Increased chances of experiencing Agoraphobia
Alexithymia, or the ability to name or identify emotional experience
Healing from trauma and abuse
When you pay attention to your internal feedback, you not only enhance your emotional intelligence but can learn to carry this wisdom into the world in a manner that enhances your health and relationships.
Healing is about embodying what comes up in the present moment, even the past, and giving it awareness. You learn to no longer resist, fight, escape, repress, or amplify the internal experience. By giving it compassion and attention, you can release it.
As Eckhart Tolle gives an example in his book The Power of Now when a duck feels threatened by another duck, they fight for a few seconds, and the duck swims off. The duck then shakes their wings several times to release the residual energy of distress, calms down, and returns to the moment as if nothing happened. In this example, the energy is not trapped and therefore does not accumulate.
The trapped energy is in the body, and the mind replays it as drama and trauma. Mindful awareness of your body and the internal experience is called ‘interception’, which brings the unconscious into consciousness to be released and offers an opportune time to heal.
Trauma-informed care will generally include establishing a greater sense of ‘then versus now’ to help the nervous system to stabilize around a felt sense of ‘safe enough in the present moment. We transform within an environment that is non-judgmental, compassionate, conscious, and gentle. This allows our innate healing wisdom to come forward so deep healing can happen.
If you have a history of abuse, this may take time and gentleness to trust enough. Healing comes when we turn curiosity and self-compassion towards ourselves and the inner wounded child. This allows space and safety for deep healing. Learning, practicing, and developing healthy resource-building and coping skills to help tolerate and regulate internal experiences is crucial.
Learn more about our trauma-informed services such as EMDR therapy, Attachment-based Therapy, Art Therapy, CBT for trauma, and more.
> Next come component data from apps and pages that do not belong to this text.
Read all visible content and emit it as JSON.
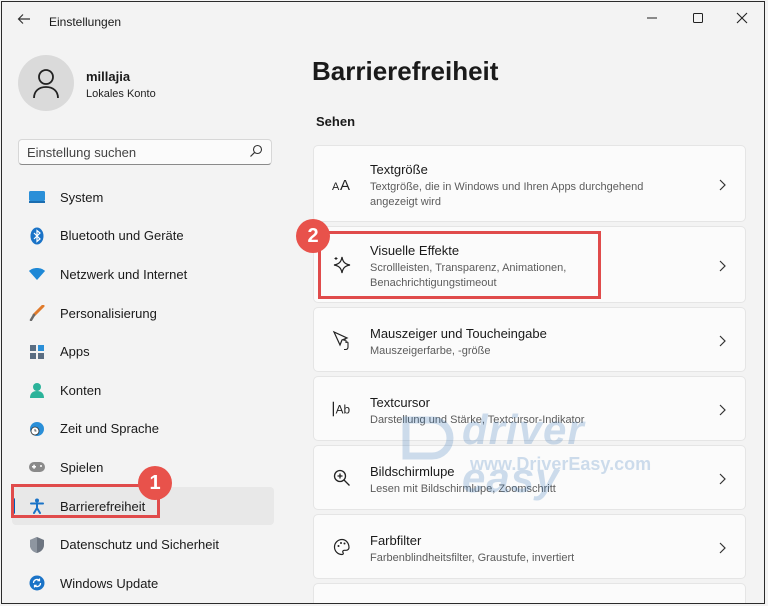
{
  "window": {
    "title": "Einstellungen"
  },
  "user": {
    "name": "millajia",
    "account": "Lokales Konto"
  },
  "search": {
    "placeholder": "Einstellung suchen"
  },
  "sidebar": {
    "items": [
      {
        "label": "System",
        "icon": "system-icon"
      },
      {
        "label": "Bluetooth und Geräte",
        "icon": "bluetooth-icon"
      },
      {
        "label": "Netzwerk und Internet",
        "icon": "wifi-icon"
      },
      {
        "label": "Personalisierung",
        "icon": "brush-icon"
      },
      {
        "label": "Apps",
        "icon": "apps-icon"
      },
      {
        "label": "Konten",
        "icon": "account-icon"
      },
      {
        "label": "Zeit und Sprache",
        "icon": "globe-clock-icon"
      },
      {
        "label": "Spielen",
        "icon": "gamepad-icon"
      },
      {
        "label": "Barrierefreiheit",
        "icon": "accessibility-icon",
        "selected": true
      },
      {
        "label": "Datenschutz und Sicherheit",
        "icon": "shield-icon"
      },
      {
        "label": "Windows Update",
        "icon": "update-icon"
      }
    ]
  },
  "main": {
    "title": "Barrierefreiheit",
    "section": "Sehen",
    "cards": [
      {
        "title": "Textgröße",
        "desc": "Textgröße, die in Windows und Ihren Apps durchgehend angezeigt wird",
        "icon": "text-size-icon"
      },
      {
        "title": "Visuelle Effekte",
        "desc": "Scrollleisten, Transparenz, Animationen, Benachrichtigungstimeout",
        "icon": "sparkle-icon"
      },
      {
        "title": "Mauszeiger und Toucheingabe",
        "desc": "Mauszeigerfarbe, -größe",
        "icon": "pointer-icon"
      },
      {
        "title": "Textcursor",
        "desc": "Darstellung und Stärke, Textcursor-Indikator",
        "icon": "text-cursor-icon"
      },
      {
        "title": "Bildschirmlupe",
        "desc": "Lesen mit Bildschirmlupe, Zoomschritt",
        "icon": "magnifier-icon"
      },
      {
        "title": "Farbfilter",
        "desc": "Farbenblindheitsfilter, Graustufe, invertiert",
        "icon": "palette-icon"
      }
    ]
  },
  "annotations": {
    "badge1": "1",
    "badge2": "2"
  },
  "watermark": {
    "line1": "driver easy",
    "line2": "www.DriverEasy.com"
  },
  "colors": {
    "accent": "#005fb8",
    "highlight": "#e04b4b"
  }
}
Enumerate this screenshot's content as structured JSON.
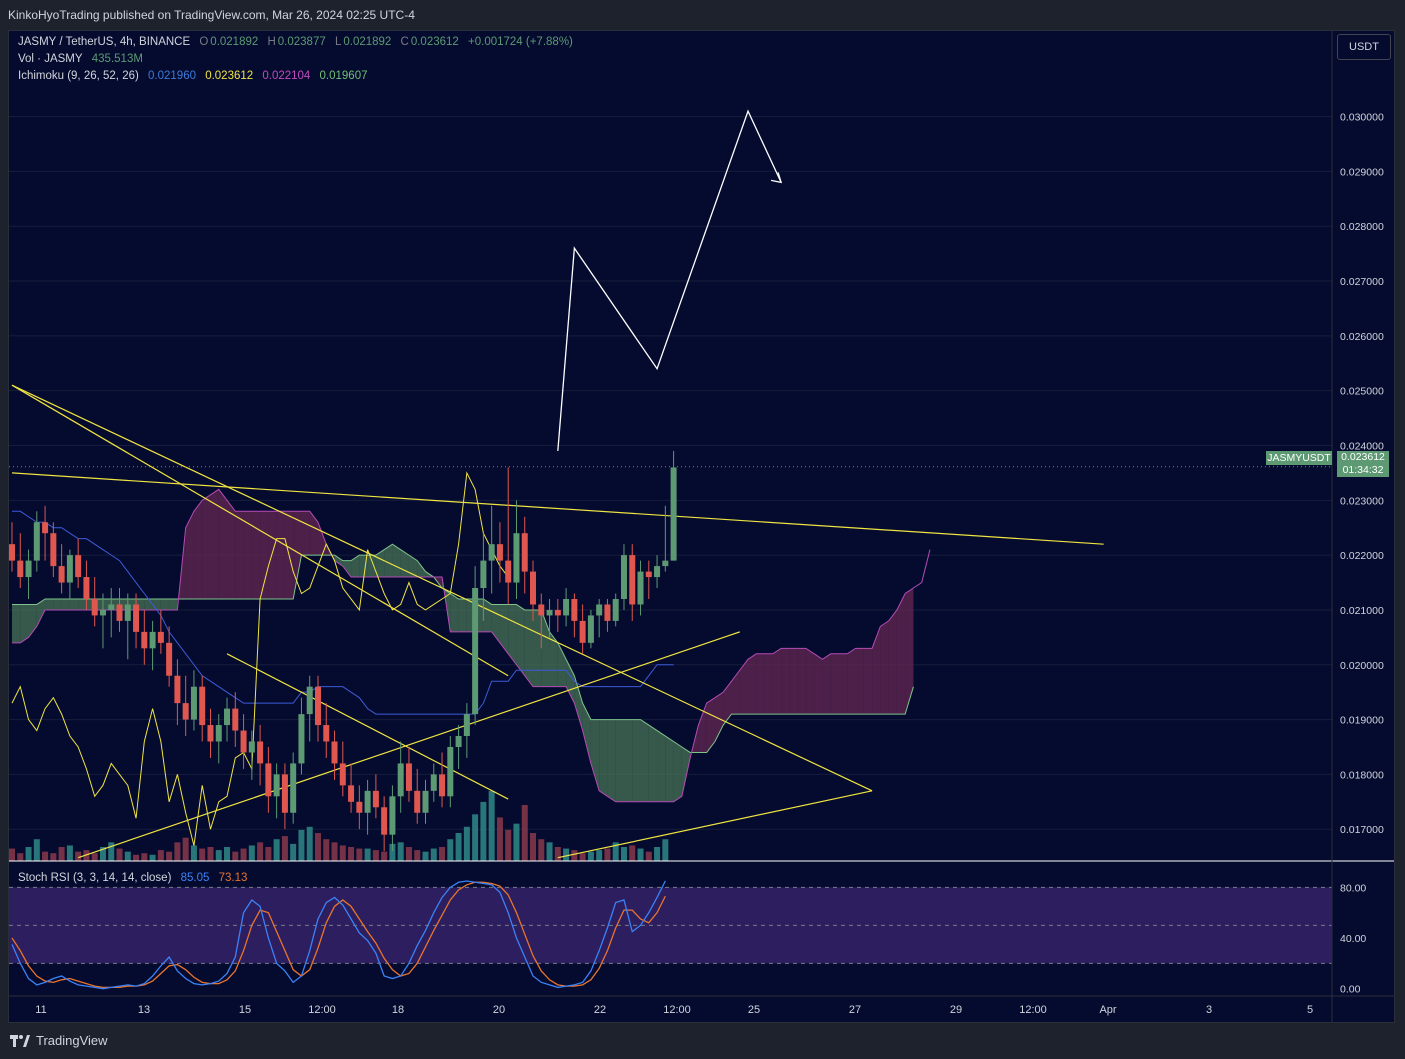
{
  "header": {
    "published": "KinkoHyoTrading published on TradingView.com, Mar 26, 2024 02:25 UTC-4"
  },
  "legend": {
    "symbol": "JASMY / TetherUS, 4h, BINANCE",
    "o_label": "O",
    "o_value": "0.021892",
    "h_label": "H",
    "h_value": "0.023877",
    "l_label": "L",
    "l_value": "0.021892",
    "c_label": "C",
    "c_value": "0.023612",
    "change": "+0.001724 (+7.88%)",
    "vol_label": "Vol · JASMY",
    "vol_value": "435.513M",
    "ichimoku_label": "Ichimoku (9, 26, 52, 26)",
    "ichimoku_values": [
      "0.021960",
      "0.023612",
      "0.022104",
      "0.019607"
    ],
    "stoch_label": "Stoch RSI (3, 3, 14, 14, close)",
    "stoch_k": "85.05",
    "stoch_d": "73.13"
  },
  "price_axis": {
    "currency": "USDT",
    "last_price": "0.023612",
    "countdown": "01:34:32",
    "symbol_badge": "JASMYUSDT"
  },
  "footer": {
    "brand": "TradingView"
  },
  "colors": {
    "background": "#050b2e",
    "up": "#5d9a73",
    "down": "#e0574f",
    "yellow": "#f0e442",
    "white": "#ffffff",
    "kijun_blue": "#3d5bd9",
    "cloud_green": "#4d7a5a",
    "cloud_red": "#6b2a55",
    "stoch_k": "#3b82f6",
    "stoch_d": "#e8742e",
    "stoch_band": "#3a2670"
  },
  "chart_data": {
    "type": "candlestick",
    "price_ticks": [
      "0.030000",
      "0.029000",
      "0.028000",
      "0.027000",
      "0.026000",
      "0.025000",
      "0.024000",
      "0.023000",
      "0.022000",
      "0.021000",
      "0.020000",
      "0.019000",
      "0.018000",
      "0.017000"
    ],
    "stoch_ticks": [
      "80.00",
      "40.00",
      "0.00"
    ],
    "time_ticks": [
      "11",
      "13",
      "15",
      "12:00",
      "18",
      "20",
      "22",
      "12:00",
      "25",
      "27",
      "29",
      "12:00",
      "Apr",
      "3",
      "5"
    ],
    "price_range": [
      0.01642,
      0.03158
    ],
    "stoch_range": [
      -5,
      100
    ],
    "candles": [
      [
        0.0222,
        0.0226,
        0.0217,
        0.0219
      ],
      [
        0.0219,
        0.0224,
        0.0214,
        0.0216
      ],
      [
        0.0216,
        0.0221,
        0.0212,
        0.0219
      ],
      [
        0.0219,
        0.0228,
        0.0217,
        0.0226
      ],
      [
        0.0226,
        0.0229,
        0.0219,
        0.0224
      ],
      [
        0.0224,
        0.0226,
        0.0216,
        0.0218
      ],
      [
        0.0218,
        0.0222,
        0.0213,
        0.0215
      ],
      [
        0.0215,
        0.0221,
        0.0212,
        0.022
      ],
      [
        0.022,
        0.0223,
        0.0214,
        0.0216
      ],
      [
        0.0216,
        0.0219,
        0.021,
        0.0212
      ],
      [
        0.0212,
        0.0216,
        0.0207,
        0.0209
      ],
      [
        0.0209,
        0.0213,
        0.0203,
        0.021
      ],
      [
        0.021,
        0.0214,
        0.0205,
        0.0211
      ],
      [
        0.0211,
        0.0214,
        0.0206,
        0.0208
      ],
      [
        0.0208,
        0.0213,
        0.0201,
        0.0211
      ],
      [
        0.0211,
        0.0213,
        0.0203,
        0.0206
      ],
      [
        0.0206,
        0.021,
        0.02,
        0.0203
      ],
      [
        0.0203,
        0.0208,
        0.0199,
        0.0206
      ],
      [
        0.0206,
        0.021,
        0.0202,
        0.0204
      ],
      [
        0.0204,
        0.0207,
        0.0196,
        0.0198
      ],
      [
        0.0198,
        0.0201,
        0.0189,
        0.0193
      ],
      [
        0.0193,
        0.0198,
        0.0187,
        0.019
      ],
      [
        0.019,
        0.0199,
        0.0188,
        0.0196
      ],
      [
        0.0196,
        0.0198,
        0.0186,
        0.0189
      ],
      [
        0.0189,
        0.0192,
        0.0183,
        0.0186
      ],
      [
        0.0186,
        0.0191,
        0.0182,
        0.0189
      ],
      [
        0.0189,
        0.0194,
        0.0186,
        0.0192
      ],
      [
        0.0192,
        0.0195,
        0.0185,
        0.0188
      ],
      [
        0.0188,
        0.0191,
        0.0181,
        0.0184
      ],
      [
        0.0184,
        0.0188,
        0.0179,
        0.0186
      ],
      [
        0.0186,
        0.0189,
        0.0178,
        0.0182
      ],
      [
        0.0182,
        0.0185,
        0.0173,
        0.0176
      ],
      [
        0.0176,
        0.0182,
        0.0172,
        0.018
      ],
      [
        0.018,
        0.0182,
        0.017,
        0.0173
      ],
      [
        0.0173,
        0.0184,
        0.0171,
        0.0182
      ],
      [
        0.0182,
        0.0194,
        0.018,
        0.0191
      ],
      [
        0.0191,
        0.0198,
        0.0186,
        0.0196
      ],
      [
        0.0196,
        0.0198,
        0.0186,
        0.0189
      ],
      [
        0.0189,
        0.0193,
        0.0183,
        0.0186
      ],
      [
        0.0186,
        0.0188,
        0.0179,
        0.0182
      ],
      [
        0.0182,
        0.0186,
        0.0176,
        0.0178
      ],
      [
        0.0178,
        0.0182,
        0.0173,
        0.0175
      ],
      [
        0.0175,
        0.0178,
        0.017,
        0.0173
      ],
      [
        0.0173,
        0.0179,
        0.0169,
        0.0177
      ],
      [
        0.0177,
        0.018,
        0.0172,
        0.0174
      ],
      [
        0.0174,
        0.0176,
        0.0166,
        0.0169
      ],
      [
        0.0169,
        0.0178,
        0.0166,
        0.0176
      ],
      [
        0.0176,
        0.0186,
        0.0173,
        0.0182
      ],
      [
        0.0182,
        0.0185,
        0.0175,
        0.0177
      ],
      [
        0.0177,
        0.0181,
        0.0171,
        0.0173
      ],
      [
        0.0173,
        0.0179,
        0.0171,
        0.0177
      ],
      [
        0.0177,
        0.0182,
        0.0175,
        0.018
      ],
      [
        0.018,
        0.0184,
        0.0174,
        0.0176
      ],
      [
        0.0176,
        0.0187,
        0.0174,
        0.0185
      ],
      [
        0.0185,
        0.0189,
        0.0181,
        0.0187
      ],
      [
        0.0187,
        0.0193,
        0.0183,
        0.0191
      ],
      [
        0.0191,
        0.0218,
        0.0189,
        0.0214
      ],
      [
        0.0214,
        0.0224,
        0.0208,
        0.0219
      ],
      [
        0.0219,
        0.0229,
        0.0213,
        0.0222
      ],
      [
        0.0222,
        0.0226,
        0.0215,
        0.0219
      ],
      [
        0.0219,
        0.0236,
        0.0211,
        0.0215
      ],
      [
        0.0215,
        0.023,
        0.0212,
        0.0224
      ],
      [
        0.0224,
        0.0227,
        0.0213,
        0.0217
      ],
      [
        0.0217,
        0.0219,
        0.0208,
        0.0211
      ],
      [
        0.0211,
        0.0213,
        0.0203,
        0.0209
      ],
      [
        0.0209,
        0.0212,
        0.0205,
        0.021
      ],
      [
        0.021,
        0.0212,
        0.0206,
        0.0209
      ],
      [
        0.0209,
        0.0214,
        0.0207,
        0.0212
      ],
      [
        0.0212,
        0.0213,
        0.0205,
        0.0208
      ],
      [
        0.0208,
        0.0211,
        0.0202,
        0.0204
      ],
      [
        0.0204,
        0.021,
        0.0203,
        0.0209
      ],
      [
        0.0209,
        0.0212,
        0.0205,
        0.0211
      ],
      [
        0.0211,
        0.0212,
        0.0206,
        0.0208
      ],
      [
        0.0208,
        0.0213,
        0.0207,
        0.0212
      ],
      [
        0.0212,
        0.0222,
        0.021,
        0.022
      ],
      [
        0.022,
        0.0222,
        0.0208,
        0.0211
      ],
      [
        0.0211,
        0.0219,
        0.0209,
        0.0217
      ],
      [
        0.0217,
        0.0219,
        0.0212,
        0.0216
      ],
      [
        0.0216,
        0.022,
        0.0214,
        0.0218
      ],
      [
        0.0218,
        0.0229,
        0.0217,
        0.0219
      ],
      [
        0.0219,
        0.0239,
        0.0219,
        0.0236
      ]
    ],
    "volume": [
      8,
      5,
      9,
      14,
      6,
      5,
      9,
      10,
      6,
      7,
      5,
      9,
      12,
      8,
      6,
      4,
      5,
      4,
      7,
      6,
      12,
      15,
      10,
      8,
      9,
      7,
      9,
      6,
      8,
      10,
      12,
      9,
      14,
      16,
      11,
      20,
      22,
      18,
      14,
      12,
      10,
      9,
      8,
      8,
      7,
      6,
      11,
      12,
      9,
      7,
      6,
      8,
      9,
      14,
      18,
      22,
      30,
      38,
      45,
      28,
      20,
      24,
      36,
      18,
      14,
      12,
      9,
      8,
      7,
      5,
      6,
      7,
      8,
      12,
      9,
      10,
      8,
      6,
      9,
      14
    ],
    "ichimoku": {
      "tenkan": [
        0.0228,
        0.0228,
        0.0226,
        0.0226,
        0.0226,
        0.0225,
        0.0225,
        0.0225,
        0.0225,
        0.0225,
        0.0223,
        0.0223,
        0.0223,
        0.0221,
        0.0221,
        0.0219,
        0.0217,
        0.0215,
        0.0212,
        0.021,
        0.0208,
        0.0207,
        0.0205,
        0.0204,
        0.0202,
        0.02,
        0.0198,
        0.0197,
        0.0196,
        0.0194,
        0.0193,
        0.0191,
        0.0189,
        0.0188,
        0.0188,
        0.0188,
        0.0188,
        0.019,
        0.019,
        0.019,
        0.0189,
        0.0188,
        0.0186,
        0.0185,
        0.0183,
        0.0182,
        0.0181,
        0.018,
        0.018,
        0.0179,
        0.018,
        0.0181,
        0.0183,
        0.0185,
        0.0189,
        0.019,
        0.0194,
        0.02,
        0.0208,
        0.0209,
        0.0211,
        0.0215,
        0.0213,
        0.0212,
        0.021,
        0.0208,
        0.0207,
        0.0205,
        0.0205,
        0.0203,
        0.0201,
        0.0198,
        0.0198,
        0.0198,
        0.0198,
        0.02,
        0.0204,
        0.0208,
        0.0209,
        0.021,
        0.0211
      ],
      "kijun_vals": [
        0.0228,
        0.0228,
        0.0227,
        0.0226,
        0.0226,
        0.0225,
        0.0225,
        0.0224,
        0.0223,
        0.0223,
        0.0222,
        0.0221,
        0.022,
        0.0219,
        0.0217,
        0.0215,
        0.0213,
        0.0211,
        0.0209,
        0.0206,
        0.0204,
        0.0202,
        0.02,
        0.0198,
        0.0197,
        0.0196,
        0.0195,
        0.0194,
        0.0193,
        0.0193,
        0.0193,
        0.0193,
        0.0193,
        0.0193,
        0.0193,
        0.0195,
        0.0195,
        0.0196,
        0.0196,
        0.0196,
        0.0196,
        0.0195,
        0.0194,
        0.0192,
        0.0191,
        0.0191,
        0.0191,
        0.0191,
        0.0191,
        0.0191,
        0.0191,
        0.0191,
        0.0191,
        0.0191,
        0.0191,
        0.0191,
        0.0191,
        0.0193,
        0.0197,
        0.0197,
        0.0197,
        0.0199,
        0.0199,
        0.0199,
        0.0199,
        0.0199,
        0.0199,
        0.0199,
        0.0197,
        0.0196,
        0.0196,
        0.0196,
        0.0196,
        0.0196,
        0.0196,
        0.0196,
        0.0196,
        0.0198,
        0.02,
        0.02,
        0.02
      ],
      "chikou": [
        0.0193,
        0.0196,
        0.019,
        0.0188,
        0.0192,
        0.0194,
        0.0191,
        0.0187,
        0.0185,
        0.0181,
        0.0176,
        0.0178,
        0.0182,
        0.018,
        0.0178,
        0.0172,
        0.0186,
        0.0192,
        0.0186,
        0.0175,
        0.018,
        0.0173,
        0.0167,
        0.0178,
        0.017,
        0.0175,
        0.0176,
        0.0183,
        0.0184,
        0.0181,
        0.0212,
        0.0218,
        0.0223,
        0.0223,
        0.0217,
        0.0213,
        0.0214,
        0.0218,
        0.0222,
        0.0219,
        0.0214,
        0.0212,
        0.021,
        0.0221,
        0.0217,
        0.0213,
        0.021,
        0.0211,
        0.0215,
        0.0211,
        0.021,
        0.0211,
        0.0212,
        0.0213,
        0.0222,
        0.0235,
        0.0232,
        0.0224,
        0.0221,
        0.0218,
        0.0216
      ],
      "span_a": [
        0.0211,
        0.0211,
        0.0211,
        0.0211,
        0.0212,
        0.0212,
        0.0212,
        0.0212,
        0.0212,
        0.0212,
        0.0212,
        0.0212,
        0.0212,
        0.0212,
        0.0212,
        0.0212,
        0.0212,
        0.0212,
        0.0212,
        0.0212,
        0.0212,
        0.0212,
        0.0212,
        0.0212,
        0.0212,
        0.0212,
        0.0212,
        0.0212,
        0.0212,
        0.0212,
        0.0212,
        0.0212,
        0.0212,
        0.0212,
        0.0212,
        0.022,
        0.022,
        0.022,
        0.022,
        0.022,
        0.0219,
        0.0219,
        0.022,
        0.022,
        0.022,
        0.0221,
        0.0222,
        0.0221,
        0.022,
        0.0219,
        0.0217,
        0.0216,
        0.0214,
        0.0213,
        0.0212,
        0.0212,
        0.0212,
        0.0212,
        0.0211,
        0.0211,
        0.0211,
        0.0211,
        0.021,
        0.021,
        0.021,
        0.0206,
        0.0204,
        0.0201,
        0.0198,
        0.0193,
        0.019,
        0.019,
        0.019,
        0.019,
        0.019,
        0.019,
        0.019,
        0.0189,
        0.0188,
        0.0187,
        0.0186,
        0.0185,
        0.0184,
        0.0184,
        0.0184,
        0.0186,
        0.0189,
        0.0191,
        0.0191,
        0.0191,
        0.0191,
        0.0191,
        0.0191,
        0.0191,
        0.0191,
        0.0191,
        0.0191,
        0.0191,
        0.0191,
        0.0191,
        0.0191,
        0.0191,
        0.0191,
        0.0191,
        0.0191,
        0.0191,
        0.0191,
        0.0191,
        0.0191,
        0.0196
      ],
      "span_b": [
        0.0204,
        0.0204,
        0.0205,
        0.0207,
        0.021,
        0.021,
        0.021,
        0.021,
        0.021,
        0.021,
        0.021,
        0.021,
        0.021,
        0.021,
        0.021,
        0.021,
        0.021,
        0.021,
        0.021,
        0.021,
        0.021,
        0.0225,
        0.0228,
        0.023,
        0.0231,
        0.0232,
        0.023,
        0.0228,
        0.0228,
        0.0228,
        0.0228,
        0.0228,
        0.0228,
        0.0228,
        0.0228,
        0.0228,
        0.0228,
        0.0226,
        0.0222,
        0.0219,
        0.0218,
        0.0216,
        0.0216,
        0.0216,
        0.0216,
        0.0216,
        0.0216,
        0.0216,
        0.0216,
        0.0216,
        0.0216,
        0.0216,
        0.0216,
        0.0206,
        0.0206,
        0.0206,
        0.0206,
        0.0206,
        0.0206,
        0.0204,
        0.0202,
        0.02,
        0.0198,
        0.0196,
        0.0196,
        0.0196,
        0.0196,
        0.0196,
        0.0193,
        0.0188,
        0.0182,
        0.0177,
        0.0176,
        0.0175,
        0.0175,
        0.0175,
        0.0175,
        0.0175,
        0.0175,
        0.0175,
        0.0175,
        0.0176,
        0.0183,
        0.0189,
        0.0193,
        0.0194,
        0.0195,
        0.0197,
        0.0199,
        0.0201,
        0.0202,
        0.0202,
        0.0202,
        0.0203,
        0.0203,
        0.0203,
        0.0203,
        0.0202,
        0.0201,
        0.0202,
        0.0202,
        0.0202,
        0.0203,
        0.0203,
        0.0203,
        0.0207,
        0.0208,
        0.021,
        0.0213,
        0.0214,
        0.0215,
        0.0221
      ]
    },
    "stoch_k_series": [
      35,
      20,
      8,
      3,
      5,
      8,
      10,
      6,
      3,
      2,
      1,
      0,
      1,
      2,
      3,
      2,
      4,
      10,
      18,
      25,
      14,
      8,
      4,
      3,
      4,
      6,
      12,
      25,
      60,
      70,
      65,
      40,
      20,
      14,
      5,
      10,
      30,
      55,
      68,
      72,
      66,
      55,
      44,
      38,
      28,
      10,
      8,
      10,
      20,
      34,
      46,
      60,
      72,
      80,
      84,
      85,
      84,
      83,
      82,
      76,
      60,
      40,
      25,
      10,
      5,
      3,
      1,
      2,
      3,
      5,
      14,
      30,
      48,
      68,
      70,
      45,
      50,
      60,
      72,
      85
    ],
    "stoch_d_series": [
      40,
      30,
      18,
      10,
      6,
      5,
      7,
      8,
      6,
      4,
      2,
      1,
      1,
      1,
      2,
      2,
      3,
      6,
      12,
      18,
      19,
      15,
      9,
      5,
      4,
      4,
      7,
      14,
      30,
      50,
      62,
      60,
      45,
      30,
      15,
      10,
      15,
      32,
      52,
      65,
      70,
      65,
      55,
      45,
      36,
      24,
      15,
      10,
      12,
      20,
      33,
      46,
      58,
      70,
      78,
      82,
      84,
      84,
      83,
      81,
      74,
      60,
      43,
      26,
      14,
      7,
      3,
      2,
      2,
      3,
      7,
      16,
      30,
      48,
      62,
      62,
      55,
      52,
      60,
      73
    ],
    "trendlines": [
      {
        "from": [
          0,
          0.0251
        ],
        "to": [
          104,
          0.0177
        ]
      },
      {
        "from": [
          0,
          0.0251
        ],
        "to": [
          60,
          0.0198
        ]
      },
      {
        "from": [
          0,
          0.0235
        ],
        "to": [
          132,
          0.0222
        ]
      },
      {
        "from": [
          26,
          0.0202
        ],
        "to": [
          60,
          0.01755
        ]
      },
      {
        "from": [
          8,
          0.01648
        ],
        "to": [
          88,
          0.0206
        ]
      },
      {
        "from": [
          66,
          0.01648
        ],
        "to": [
          104,
          0.0177
        ]
      }
    ],
    "projection": [
      [
        66,
        0.0239
      ],
      [
        68,
        0.0276
      ],
      [
        78,
        0.0254
      ],
      [
        89,
        0.0301
      ],
      [
        93,
        0.0288
      ]
    ]
  }
}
We also offer DBT Skills Groups that change lives.
For more information on trauma, please see our other trauma articles.